Now at first thought, the theme might be a bit too much – a bit “over hip,” if you will. But after seeing the effects and how they work in tandem with the storyline of the ride – well, it WORKS!
For fans of this type of ride (and you know who you are), you’ll also be happy to know the ride still goes “all the way” up the back spike as well.
With the success of this transformation, my attention turns to another classic shuttle loop that has cheated the wrecking ball several times: “Montezooma’s Revenge” at Knott’s Berry Farm.
Because Schwarzkopf went out of business in the mid-1990’s, many of the parts for the ride have become scarce or must be manufactured in-house at enormous expense. When the clutch for the flywheel system burned out in the mid-2000s, many fans wondered if the ride would simply be removed, because of the lack of available parts.
With the recent closure of “Greezed Lightning” at Kentucky Kingdom, many of the parts and indeed the train from that ride (which itself was a combination of the original “Tidal Wave” weight drop shuttle loops from the two Marriott’s Great America parks) were purchased and shipped to Knott’s earlier this year to assist in keeping “Monte,” as it’s affectionately known, up and running.
Built in 1978, it’s the last flywheel shuttle loop of it’s kind in the United States, and one of only TWO left operating in North America).

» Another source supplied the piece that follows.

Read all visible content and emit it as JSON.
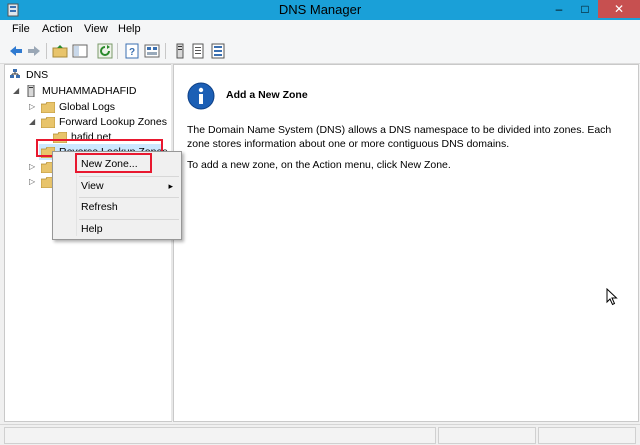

A modification and modernization such as the one done to “Psyké Underground” in Belgium not only could keep the ride around for many more years, but could also significantly lower overall operating costs. No need to enclose the ride – though it would certainly make for a different riding experience with those strobe lights in a tube!
Now, I know, it’s not the “classic” launch system…but to me – it’s still the same ride if the track layout and design isn’t modified. The renovation done at Walibi World just goes to show, that a brilliant design, no matter the age, will ALWAYS stand the test of time!
And for those who are fans of the bouncy, modern dance soundtrack for the ride, you can find it here and on iTunes: